Q. Jimmie, last year you finished fourth hear and that kicked off this run that ended at Indy with the win where I think you were sixth or better in seven straight races or something like that. Chad just said he's never seen you more switched on. Is there something about this time of year?
CHAD KNAUS: You guys are blowing this up. This car might not be going to Indy.
JIMMIE JOHNSON: You know what my vote is. (Laughter.)
Yeah, I mean, I feel like we have some clarity right now in what the car likes and what it wants, and really that's the only thing that we as a team go by and really any team does. There are a lot of times when you work on your stuff and you test and you race and you build some theories, and that's all we do week in and week out as to why the car is tight or why it's loose. Sometimes your theories play out and you're smart and you're here in victory lane and other times they don't. I feel like we have a clearer vision now of what the car wants, what this Genâ€'6 car wants and we're getting smarter and smarter with it, and that leads into stretches where you can click off the wins and the finishes.
Excited to have some clarity right now. I think we understand that our package, regardless if it's a short track or big track and even superspeedway, we've been awfully good there, too, so we have clarity right now, and as long as we can keep it, we'll be in good shape.
Q. Everybody said that you were just killing it in Turn 3, and that's where â€'â€' that was like your secret weapon because nobody could catch you there. What was your secret getting through Turn 3?

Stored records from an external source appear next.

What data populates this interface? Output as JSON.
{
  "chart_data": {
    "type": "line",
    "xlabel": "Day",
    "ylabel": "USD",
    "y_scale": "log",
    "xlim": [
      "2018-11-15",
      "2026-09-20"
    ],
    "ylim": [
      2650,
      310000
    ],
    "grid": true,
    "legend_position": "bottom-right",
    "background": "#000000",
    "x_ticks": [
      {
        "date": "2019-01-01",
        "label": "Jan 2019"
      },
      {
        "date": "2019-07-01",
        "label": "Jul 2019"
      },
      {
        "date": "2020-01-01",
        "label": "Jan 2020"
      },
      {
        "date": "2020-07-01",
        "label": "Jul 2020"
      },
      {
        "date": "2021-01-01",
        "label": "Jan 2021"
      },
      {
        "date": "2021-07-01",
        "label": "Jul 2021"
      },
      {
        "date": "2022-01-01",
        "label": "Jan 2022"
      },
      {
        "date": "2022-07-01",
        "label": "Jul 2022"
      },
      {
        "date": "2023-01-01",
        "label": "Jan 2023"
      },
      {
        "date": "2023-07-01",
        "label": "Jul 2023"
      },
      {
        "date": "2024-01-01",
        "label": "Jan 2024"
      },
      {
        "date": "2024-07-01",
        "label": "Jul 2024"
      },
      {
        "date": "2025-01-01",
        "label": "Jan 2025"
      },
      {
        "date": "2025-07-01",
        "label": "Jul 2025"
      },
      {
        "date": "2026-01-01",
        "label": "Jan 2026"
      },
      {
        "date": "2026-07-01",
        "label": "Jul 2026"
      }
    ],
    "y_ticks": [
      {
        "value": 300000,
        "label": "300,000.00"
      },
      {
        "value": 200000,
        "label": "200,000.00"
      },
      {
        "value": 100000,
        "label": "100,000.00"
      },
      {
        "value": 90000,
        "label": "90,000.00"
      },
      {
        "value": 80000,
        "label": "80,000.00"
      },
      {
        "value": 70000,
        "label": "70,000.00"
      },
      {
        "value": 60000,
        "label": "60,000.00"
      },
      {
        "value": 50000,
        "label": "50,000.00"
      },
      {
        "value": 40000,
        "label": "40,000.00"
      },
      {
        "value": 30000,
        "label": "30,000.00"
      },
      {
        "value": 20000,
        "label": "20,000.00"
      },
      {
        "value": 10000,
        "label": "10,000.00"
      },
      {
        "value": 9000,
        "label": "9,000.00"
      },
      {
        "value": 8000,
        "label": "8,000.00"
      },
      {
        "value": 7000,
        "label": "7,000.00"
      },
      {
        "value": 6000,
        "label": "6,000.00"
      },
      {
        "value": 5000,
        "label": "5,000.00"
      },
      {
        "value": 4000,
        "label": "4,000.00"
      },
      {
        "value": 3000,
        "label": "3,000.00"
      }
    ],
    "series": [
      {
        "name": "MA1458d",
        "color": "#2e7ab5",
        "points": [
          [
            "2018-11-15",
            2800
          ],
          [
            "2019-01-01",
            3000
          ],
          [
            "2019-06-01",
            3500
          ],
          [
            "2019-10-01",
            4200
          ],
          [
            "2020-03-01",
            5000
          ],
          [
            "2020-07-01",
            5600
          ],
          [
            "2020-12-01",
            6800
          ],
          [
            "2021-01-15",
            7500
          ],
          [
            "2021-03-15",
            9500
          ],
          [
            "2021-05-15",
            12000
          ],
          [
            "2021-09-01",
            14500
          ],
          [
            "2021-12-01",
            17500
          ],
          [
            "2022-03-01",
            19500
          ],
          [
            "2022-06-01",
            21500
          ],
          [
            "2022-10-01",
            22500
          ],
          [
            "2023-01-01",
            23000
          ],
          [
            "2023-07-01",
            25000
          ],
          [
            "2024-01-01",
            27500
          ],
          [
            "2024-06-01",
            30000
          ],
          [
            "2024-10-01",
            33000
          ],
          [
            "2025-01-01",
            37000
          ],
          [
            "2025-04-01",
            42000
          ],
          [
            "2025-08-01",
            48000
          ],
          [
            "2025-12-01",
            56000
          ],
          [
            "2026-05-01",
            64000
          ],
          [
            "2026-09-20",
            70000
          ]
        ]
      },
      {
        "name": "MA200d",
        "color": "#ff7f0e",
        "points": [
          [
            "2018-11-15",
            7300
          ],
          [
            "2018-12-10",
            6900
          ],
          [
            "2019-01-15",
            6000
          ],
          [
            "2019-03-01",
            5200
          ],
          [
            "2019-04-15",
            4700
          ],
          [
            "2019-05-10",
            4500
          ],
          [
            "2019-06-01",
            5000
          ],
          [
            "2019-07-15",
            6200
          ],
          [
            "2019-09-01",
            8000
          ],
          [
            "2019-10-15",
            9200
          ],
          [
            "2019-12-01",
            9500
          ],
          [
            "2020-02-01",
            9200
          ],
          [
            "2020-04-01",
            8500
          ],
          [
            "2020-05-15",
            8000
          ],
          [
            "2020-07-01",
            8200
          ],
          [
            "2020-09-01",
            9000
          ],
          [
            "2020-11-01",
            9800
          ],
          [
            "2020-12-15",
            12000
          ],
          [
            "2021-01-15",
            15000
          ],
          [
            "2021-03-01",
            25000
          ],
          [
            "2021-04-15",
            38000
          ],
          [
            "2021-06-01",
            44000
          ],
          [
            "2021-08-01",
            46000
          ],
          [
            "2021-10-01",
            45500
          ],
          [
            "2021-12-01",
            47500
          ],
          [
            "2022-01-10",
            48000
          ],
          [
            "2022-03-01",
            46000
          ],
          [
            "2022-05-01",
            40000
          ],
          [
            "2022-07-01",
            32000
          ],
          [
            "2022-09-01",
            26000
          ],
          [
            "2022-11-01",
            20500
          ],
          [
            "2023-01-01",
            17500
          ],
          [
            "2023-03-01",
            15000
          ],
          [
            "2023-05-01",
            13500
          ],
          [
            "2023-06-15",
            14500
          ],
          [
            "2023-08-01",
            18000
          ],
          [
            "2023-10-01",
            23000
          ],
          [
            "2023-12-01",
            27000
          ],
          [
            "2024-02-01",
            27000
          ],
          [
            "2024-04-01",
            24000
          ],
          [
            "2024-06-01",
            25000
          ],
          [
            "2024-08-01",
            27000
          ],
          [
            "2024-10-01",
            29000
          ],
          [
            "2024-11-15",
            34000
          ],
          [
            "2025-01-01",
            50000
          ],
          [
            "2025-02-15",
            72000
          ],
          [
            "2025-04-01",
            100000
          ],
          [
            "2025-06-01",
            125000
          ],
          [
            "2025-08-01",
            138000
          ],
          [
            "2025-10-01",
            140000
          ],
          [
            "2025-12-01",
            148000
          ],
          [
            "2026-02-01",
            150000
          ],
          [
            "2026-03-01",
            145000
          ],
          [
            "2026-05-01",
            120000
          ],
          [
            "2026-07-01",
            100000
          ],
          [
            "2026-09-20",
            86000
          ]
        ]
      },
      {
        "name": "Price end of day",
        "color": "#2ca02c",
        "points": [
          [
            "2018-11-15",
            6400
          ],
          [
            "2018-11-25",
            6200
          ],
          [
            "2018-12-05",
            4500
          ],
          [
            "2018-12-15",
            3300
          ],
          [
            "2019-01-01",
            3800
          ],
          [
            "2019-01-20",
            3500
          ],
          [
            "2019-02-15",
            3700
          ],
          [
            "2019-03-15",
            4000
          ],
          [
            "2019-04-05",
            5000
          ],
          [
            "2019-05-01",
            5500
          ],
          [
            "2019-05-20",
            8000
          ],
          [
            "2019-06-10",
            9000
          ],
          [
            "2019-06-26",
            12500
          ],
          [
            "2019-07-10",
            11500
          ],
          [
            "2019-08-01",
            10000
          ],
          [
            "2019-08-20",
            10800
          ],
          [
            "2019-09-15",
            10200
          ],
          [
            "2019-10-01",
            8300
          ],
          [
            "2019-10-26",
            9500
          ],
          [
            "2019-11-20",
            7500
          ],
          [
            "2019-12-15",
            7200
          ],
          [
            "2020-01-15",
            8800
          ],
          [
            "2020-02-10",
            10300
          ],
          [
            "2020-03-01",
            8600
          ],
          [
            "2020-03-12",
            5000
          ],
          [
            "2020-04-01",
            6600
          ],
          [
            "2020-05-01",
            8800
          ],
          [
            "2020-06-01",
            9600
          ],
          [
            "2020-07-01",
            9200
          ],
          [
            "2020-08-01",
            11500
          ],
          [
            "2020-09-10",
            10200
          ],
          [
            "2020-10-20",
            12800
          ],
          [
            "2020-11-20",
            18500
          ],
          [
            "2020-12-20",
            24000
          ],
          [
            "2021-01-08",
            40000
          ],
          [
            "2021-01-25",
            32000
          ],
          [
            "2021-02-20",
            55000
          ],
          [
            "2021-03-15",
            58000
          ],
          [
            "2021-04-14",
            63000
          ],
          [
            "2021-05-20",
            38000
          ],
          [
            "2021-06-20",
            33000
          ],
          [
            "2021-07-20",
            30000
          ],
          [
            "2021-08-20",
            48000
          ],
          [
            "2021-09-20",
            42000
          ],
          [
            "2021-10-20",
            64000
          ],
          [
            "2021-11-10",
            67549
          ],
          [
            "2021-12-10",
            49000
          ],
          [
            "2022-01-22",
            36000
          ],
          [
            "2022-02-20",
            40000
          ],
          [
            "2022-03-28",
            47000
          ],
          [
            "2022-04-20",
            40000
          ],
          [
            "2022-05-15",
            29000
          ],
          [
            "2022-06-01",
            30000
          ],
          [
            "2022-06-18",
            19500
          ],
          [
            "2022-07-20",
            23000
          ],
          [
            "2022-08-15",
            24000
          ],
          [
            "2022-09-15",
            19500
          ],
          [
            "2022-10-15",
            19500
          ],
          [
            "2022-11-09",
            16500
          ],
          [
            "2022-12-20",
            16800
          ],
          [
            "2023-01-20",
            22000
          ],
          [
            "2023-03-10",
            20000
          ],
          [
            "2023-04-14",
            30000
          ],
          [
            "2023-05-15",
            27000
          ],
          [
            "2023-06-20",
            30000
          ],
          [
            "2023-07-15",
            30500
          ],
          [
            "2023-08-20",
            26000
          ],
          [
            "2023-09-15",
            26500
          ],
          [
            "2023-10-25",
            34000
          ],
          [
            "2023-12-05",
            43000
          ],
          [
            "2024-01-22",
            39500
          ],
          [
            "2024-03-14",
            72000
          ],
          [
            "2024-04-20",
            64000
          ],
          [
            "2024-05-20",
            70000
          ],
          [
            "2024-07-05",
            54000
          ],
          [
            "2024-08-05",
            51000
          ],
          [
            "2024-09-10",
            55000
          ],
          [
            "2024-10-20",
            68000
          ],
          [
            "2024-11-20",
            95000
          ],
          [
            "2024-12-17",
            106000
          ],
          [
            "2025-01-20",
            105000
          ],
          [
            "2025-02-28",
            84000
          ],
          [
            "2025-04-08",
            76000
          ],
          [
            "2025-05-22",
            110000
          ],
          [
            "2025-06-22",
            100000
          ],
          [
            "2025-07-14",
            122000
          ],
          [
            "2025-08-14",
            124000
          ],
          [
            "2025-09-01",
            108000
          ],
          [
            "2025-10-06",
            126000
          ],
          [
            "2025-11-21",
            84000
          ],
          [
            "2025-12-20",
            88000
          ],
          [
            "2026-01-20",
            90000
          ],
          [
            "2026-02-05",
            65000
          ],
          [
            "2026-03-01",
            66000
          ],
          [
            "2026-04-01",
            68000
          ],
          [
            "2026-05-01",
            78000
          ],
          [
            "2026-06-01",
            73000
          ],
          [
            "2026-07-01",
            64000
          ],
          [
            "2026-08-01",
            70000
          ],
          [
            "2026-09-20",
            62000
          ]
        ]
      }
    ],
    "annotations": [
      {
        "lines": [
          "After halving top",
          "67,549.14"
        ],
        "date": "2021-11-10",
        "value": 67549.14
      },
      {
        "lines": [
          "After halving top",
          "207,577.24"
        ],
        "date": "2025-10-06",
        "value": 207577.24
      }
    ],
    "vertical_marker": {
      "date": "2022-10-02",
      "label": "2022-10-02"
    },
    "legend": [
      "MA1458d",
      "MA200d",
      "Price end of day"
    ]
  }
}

JIMMIE JOHNSON: I knew I was faster there. I'm not sure what or why, but I could yard guys real good through Turn 3. In years past I've learned a line and a rhythm to that corner that's been useful. A lot of available grip with the fresh repave, and I think it's kind of come my way coming back to the old way of the way Turn 3 used to work for me, and that's the way I drove it today. Just got to be smart with it. But I think our car was rolling all three corners pretty good. In fuelâ€'saving mode, I could get a nice gap off of 3 and manage my fuel the rest of the way around the track and guys would kind of inch back up to me and then blister 3 again and get my gap and they'd slowly catch up due to fuel savings.
THE MODERATOR: Congratulations, guys. Thanks a lot.
|3||Dale Earnhardt Jr||88||Chevrolet||6||160||0||Running|
|14||Juan Pablo Montoya||42||Chevrolet||25||160||0||Running|
|23||Martin Truex Jr||56||Toyota||15||160||0||Running|
|26||Ricky Stenhouse Jr||17||Ford||16||160||0||Running|